Ciris isn’t alone working on the basic idea.

Luca Technologies has achieved a number of significant advances in its research and development effort, resulting in increased natural gas creation in the field.

Early testing demonstrated that methanogenesis from coal occurs in real-time. From 2004 to 2006, lab research led to the discovery of Luca’s initial nutrient formulations allowing experiments to transition from the lab to the field.

Field scale testing of these nutrient formulations between 2006 and 2008 resulted in an average increase in natural gas production of over 25 thousand cubic feet a day per restoration treatment. Luca continued to develop its nutrient formulations to increase bioconversion yield and rates of natural gas creation and production.

During 2009 and 2010, Luca achieved rapid advances in molecular analysis of methanogenic microorganisms, including DNA based tools for target identification, real-time monitoring and asset evaluation. In addition, Luca added DNA sequencing and Bioinformatics capabilities in its lab facilities, resulting in the creation of an extensive library of subsurface microbial DNA.

Luca has continuously refined its methodologies and criteria, and has developed an extensive skill set allowing it to reliably identify bioresource opportunities. To date, Luca has discovered methanogenic activity in 23 fields that it believes would be suitable for the application of its restoration process.

Now for the bad news.

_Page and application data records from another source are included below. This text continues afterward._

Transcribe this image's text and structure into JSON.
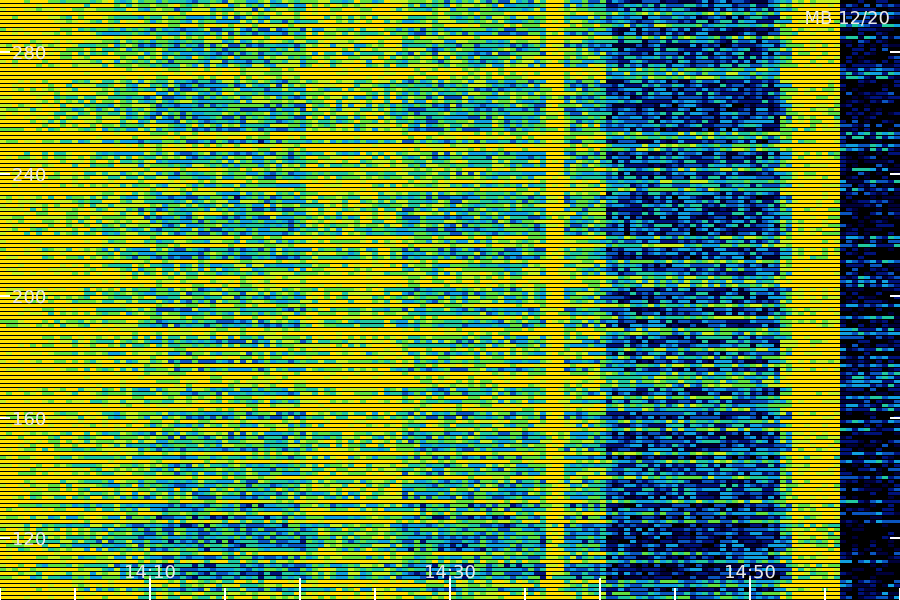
{
  "chart_data": {
    "type": "heatmap",
    "title": "MB 12/20",
    "xlabel": "",
    "ylabel": "",
    "x_ticks": [
      "14:10",
      "14:30",
      "14:50"
    ],
    "y_ticks": [
      "280",
      "240",
      "200",
      "160",
      "120"
    ],
    "colormap": [
      "#000010",
      "#00003a",
      "#00127a",
      "#0a55c0",
      "#10a0e0",
      "#20c8a0",
      "#60e040",
      "#c8f020",
      "#ffe000",
      "#ff4000"
    ],
    "grid": false
  }
}
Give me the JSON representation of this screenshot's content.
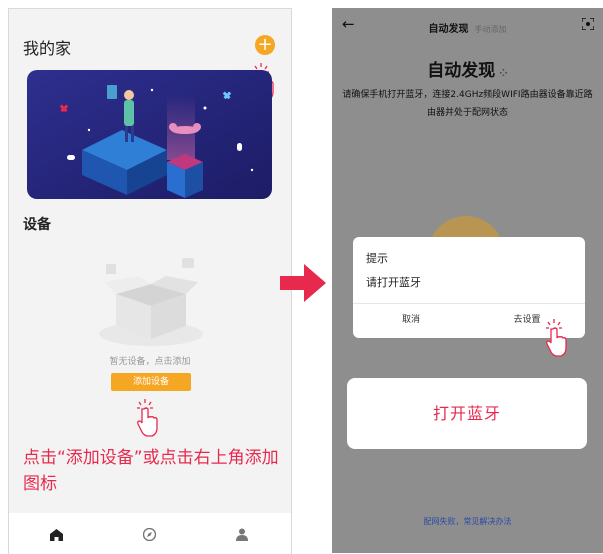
{
  "left_screen": {
    "home_title": "我的家",
    "add_icon_glyph": "+",
    "device_section_title": "设备",
    "empty_text": "暂无设备，点击添加",
    "add_device_button": "添加设备",
    "instruction": "点击“添加设备”或点击右上角添加图标",
    "tabs": [
      {
        "icon": "home-icon"
      },
      {
        "icon": "compass-icon"
      },
      {
        "icon": "person-icon"
      }
    ]
  },
  "right_screen": {
    "nav_title": "自动发现",
    "nav_subtitle": "手动添加",
    "hero_title": "自动发现",
    "hero_description": "请确保手机打开蓝牙，连接2.4GHz频段WIFI路由器设备靠近路由器并处于配网状态",
    "dialog": {
      "title": "提示",
      "message": "请打开蓝牙",
      "cancel": "取消",
      "settings": "去设置"
    },
    "bluetooth_button": "打开蓝牙",
    "help_link": "配网失败，常见解决办法"
  },
  "colors": {
    "accent_orange": "#f5a623",
    "instruction_red": "#e8294e",
    "overlay_gray": "#8e8e8e",
    "link_blue": "#2b4aa6"
  }
}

Land managers at the U.S. Bureau of Land Management (BLM) have rejected an application by Luca to use bacteria to produce methane from northeast Wyoming coal beds.  The problem is Luca refused to pay an additional $40,000 for the cost of processing its application, on top of $40,000 it paid previously.

Luca executives said they refused the additional payment because it appeared the BLM would never approve the permit. Company CEO Bob Cavnar accused the federal agency of favoring the coal mining industry, which has expressed concerns about methane farming.

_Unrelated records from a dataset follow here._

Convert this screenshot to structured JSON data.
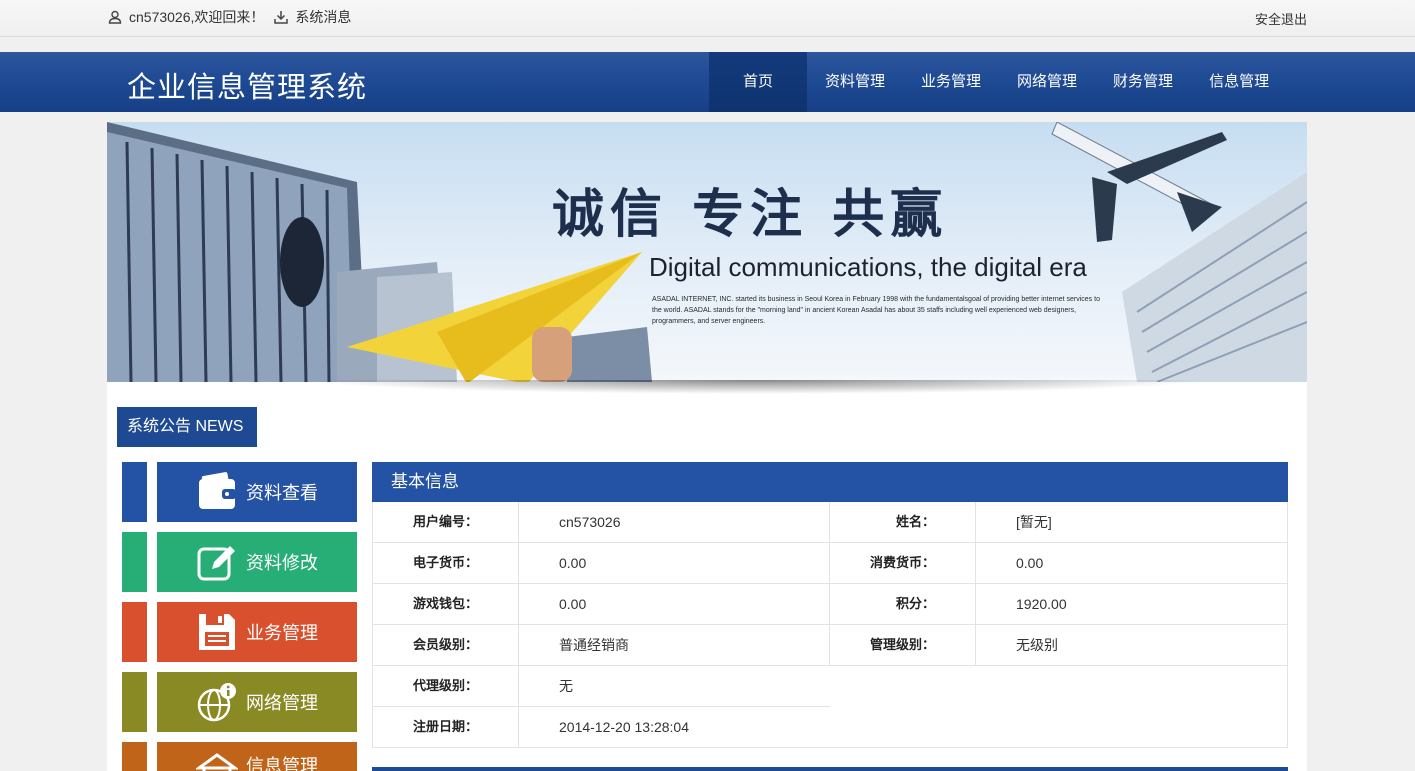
{
  "topbar": {
    "welcome": "cn573026,欢迎回来！",
    "messages": "系统消息",
    "logout": "安全退出"
  },
  "header": {
    "title": "企业信息管理系统",
    "nav": [
      "首页",
      "资料管理",
      "业务管理",
      "网络管理",
      "财务管理",
      "信息管理"
    ],
    "active_index": 0
  },
  "banner": {
    "slogan": "诚信 专注 共赢",
    "headline": "Digital communications, the digital era",
    "body": "ASADAL INTERNET, INC. started its business in Seoul Korea in February 1998 with the fundamentalsgoal of providing better internet services to the world. ASADAL stands for the \"morning land\" in ancient Korean Asadal has about 35 staffs including well experienced web designers, programmers, and server engineers."
  },
  "news_tab": "系统公告 NEWS",
  "side_tiles": [
    {
      "label": "资料查看",
      "icon": "wallet-icon",
      "color": "#2453a6"
    },
    {
      "label": "资料修改",
      "icon": "edit-icon",
      "color": "#27ae77"
    },
    {
      "label": "业务管理",
      "icon": "save-icon",
      "color": "#d9502e"
    },
    {
      "label": "网络管理",
      "icon": "globe-info-icon",
      "color": "#8a8a25"
    },
    {
      "label": "信息管理",
      "icon": "building-icon",
      "color": "#c0641a"
    }
  ],
  "info": {
    "heading": "基本信息",
    "rows": [
      {
        "l1": "用户编号：",
        "v1": "cn573026",
        "l2": "姓名：",
        "v2": "[暂无]"
      },
      {
        "l1": "电子货币：",
        "v1": "0.00",
        "l2": "消费货币：",
        "v2": "0.00"
      },
      {
        "l1": "游戏钱包：",
        "v1": "0.00",
        "l2": "积分：",
        "v2": "1920.00"
      },
      {
        "l1": "会员级别：",
        "v1": "普通经销商",
        "l2": "管理级别：",
        "v2": "无级别"
      }
    ],
    "half_rows": [
      {
        "l1": "代理级别：",
        "v1": "无"
      },
      {
        "l1": "注册日期：",
        "v1": "2014-12-20 13:28:04"
      }
    ]
  }
}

The BLM counters the original amount had been exhausted and that the company has “to pay into the cost recovery account for the fees for permitting and they didn’t pay the account, so it was overdrawn.”

One wonders now, Back in May of 2012 the BLM told the company that it would require a well monitoring program that would cost up to $30 million, as reported by the Wyoming Gillette News-Record.

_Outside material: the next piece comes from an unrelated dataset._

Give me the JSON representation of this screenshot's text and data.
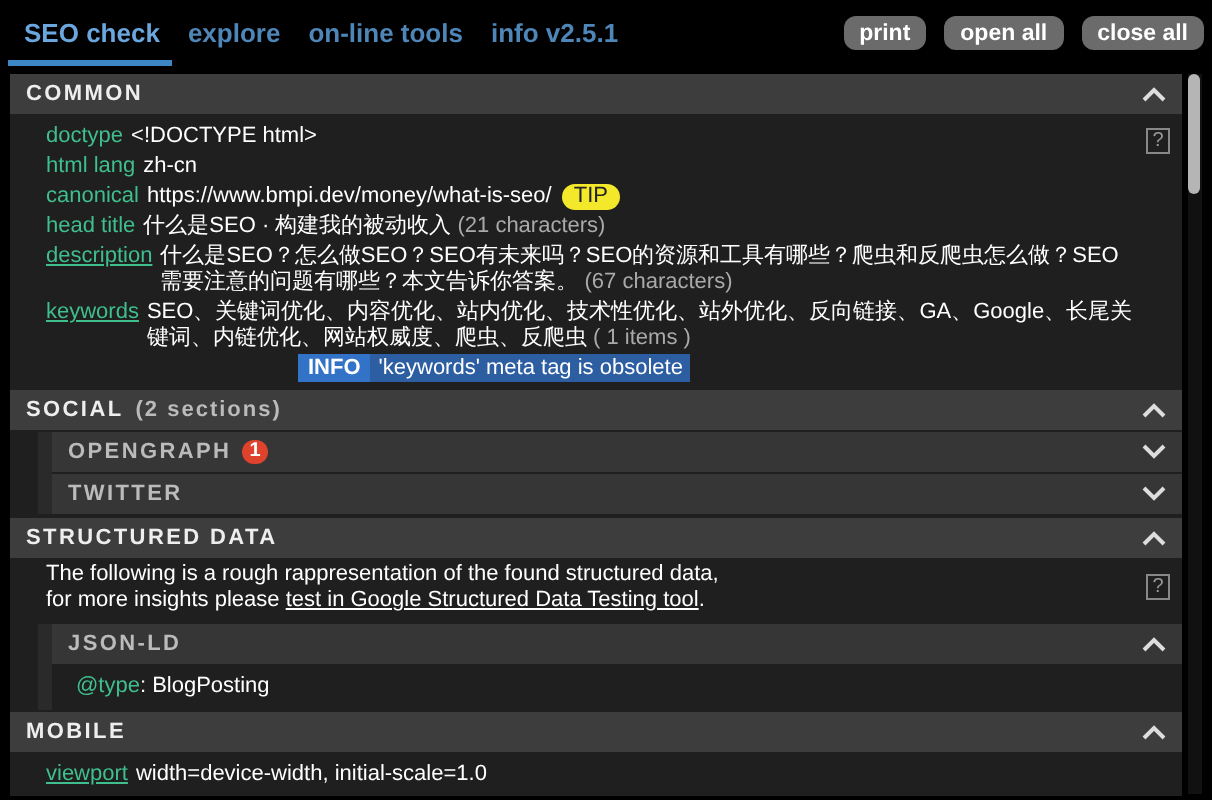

Its gotten quite heated; the BLM has threatened to prosecute Luca for trespassing if it continued to work.

Astute readers have noticed that the microbes and bacteria are going to need water for the hydrogen combined with the coal’s carbon.  It’s going to take time to repopulate, get the water in and see the results.  At this point the field trials are just getting underway.

It’s also worth noting that the adverse market condition is unique to North America. There is far more opportunity oversees.  Ciris is seeing and acting on that and Luca is sure to follow.  That could mean the technology will be much more mature when the North American market is ready.

Now if the government gets out of the way, low cost natural gas looks like a sure thing for a very long time.  Keep in mind; people are higher than ten times more likely to die of the cold than of the heat.  Low cost natural gas is a crucial economic factor.


5 Comments so far

  1. Jagdish on April 5, 2013 3:18 AM

    Germany and other countries in Europe have large quantities of coal and are giving up nuclear and importing gas. It could be useful in Germany and nearby areas.

  2. Dr Bob on April 5, 2013 4:33 AM

    Your page is awesome.
    I would like to add it to my energy news feed / news portal.

    Could you please provide us the rss link?

    Love / Dr Bob

  3. Nick on April 5, 2013 9:33 AM

    I am pretty sure that Methanothrix are mostly known as Methanosaeta these days.

  4. JP Straley on April 15, 2013 7:00 AM

    West Virginia and eastern Kentucky are by no means water-limited. many of the coal seams there are not practical for underground work but could yield lots of gas from this tech.

  5. Criterion Yishun on August 16, 2015 1:15 AM

    Criterion Yishun Singapore has been exploring on this for awhile. Thanks for the sharing.

Name (required)

Email (required)


Speak your mind